Action item:
The full listing, excluding its pictures, should be printed exactly as it stands.

##### Information given #####

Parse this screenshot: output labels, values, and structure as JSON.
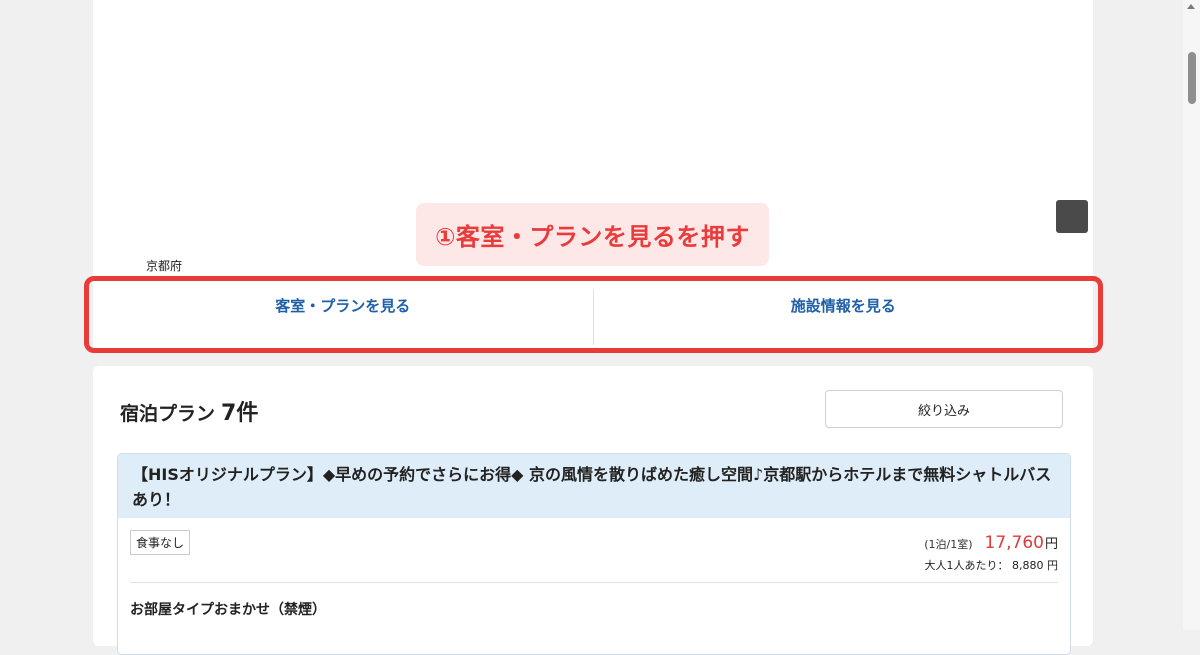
{
  "map": {
    "prefecture": "京都府"
  },
  "callout": {
    "text": "①客室・プランを見るを押す",
    "color": "#ea3b3b"
  },
  "tabs": [
    {
      "label": "客室・プランを見る"
    },
    {
      "label": "施設情報を見る"
    }
  ],
  "plans": {
    "title": "宿泊プラン",
    "count": "7件",
    "filter_label": "絞り込み",
    "items": [
      {
        "name": "【HISオリジナルプラン】◆早めの予約でさらにお得◆ 京の風情を散りばめた癒し空間♪京都駅からホテルまで無料シャトルバスあり！",
        "meal": "食事なし",
        "price_note": "(1泊/1室)",
        "price": "17,760",
        "price_unit": "円",
        "per_person": "大人1人あたり： 8,880 円",
        "room_type": "お部屋タイプおまかせ（禁煙）"
      }
    ]
  },
  "colors": {
    "accent_red": "#ea3b3b",
    "link_blue": "#1f5fa8",
    "header_bg": "#deedf7",
    "price_red": "#e03a3a"
  }
}
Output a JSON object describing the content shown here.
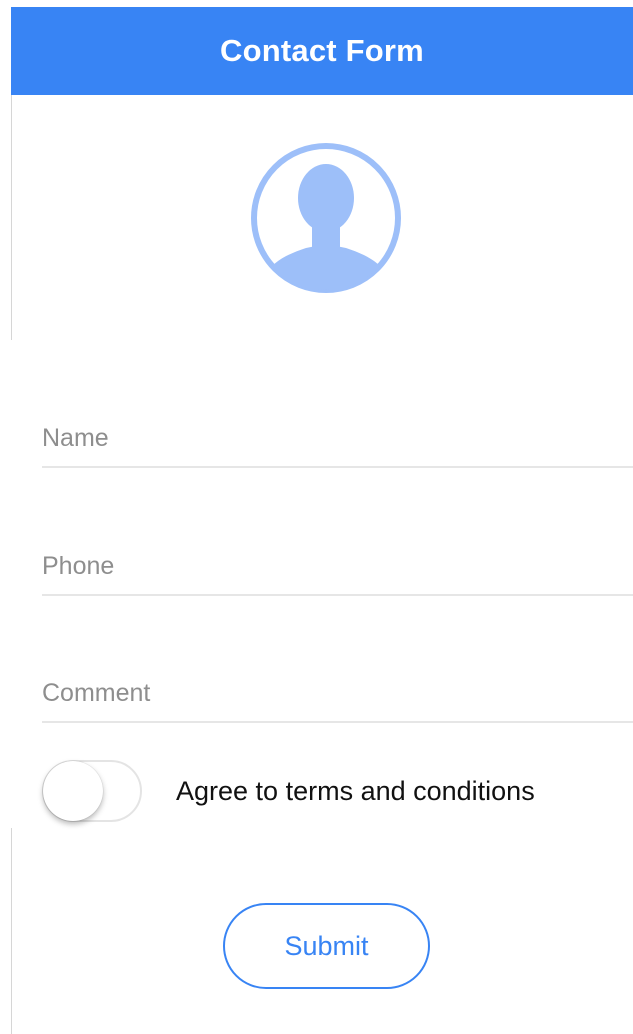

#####

Answer box:
Parse this screenshot: output labels, values, and structure as JSON.
{
  "map": {
    "prefecture": "京都府"
  },
  "callout": {
    "text": "①客室・プランを見るを押す",
    "color": "#ea3b3b"
  },
  "tabs": [
    {
      "label": "客室・プランを見る"
    },
    {
      "label": "施設情報を見る"
    }
  ],
  "plans": {
    "title": "宿泊プラン",
    "count": "7件",
    "filter_label": "絞り込み",
    "items": [
      {
        "name": "【HISオリジナルプラン】◆早めの予約でさらにお得◆ 京の風情を散りばめた癒し空間♪京都駅からホテルまで無料シャトルバスあり！",
        "meal": "食事なし",
        "price_note": "(1泊/1室)",
        "price": "17,760",
        "price_unit": "円",
        "per_person": "大人1人あたり： 8,880 円",
        "room_type": "お部屋タイプおまかせ（禁煙）"
      }
    ]
  },
  "colors": {
    "accent_red": "#ea3b3b",
    "link_blue": "#1f5fa8",
    "header_bg": "#deedf7",
    "price_red": "#e03a3a"
  }
}
Output a JSON object describing the content shown here.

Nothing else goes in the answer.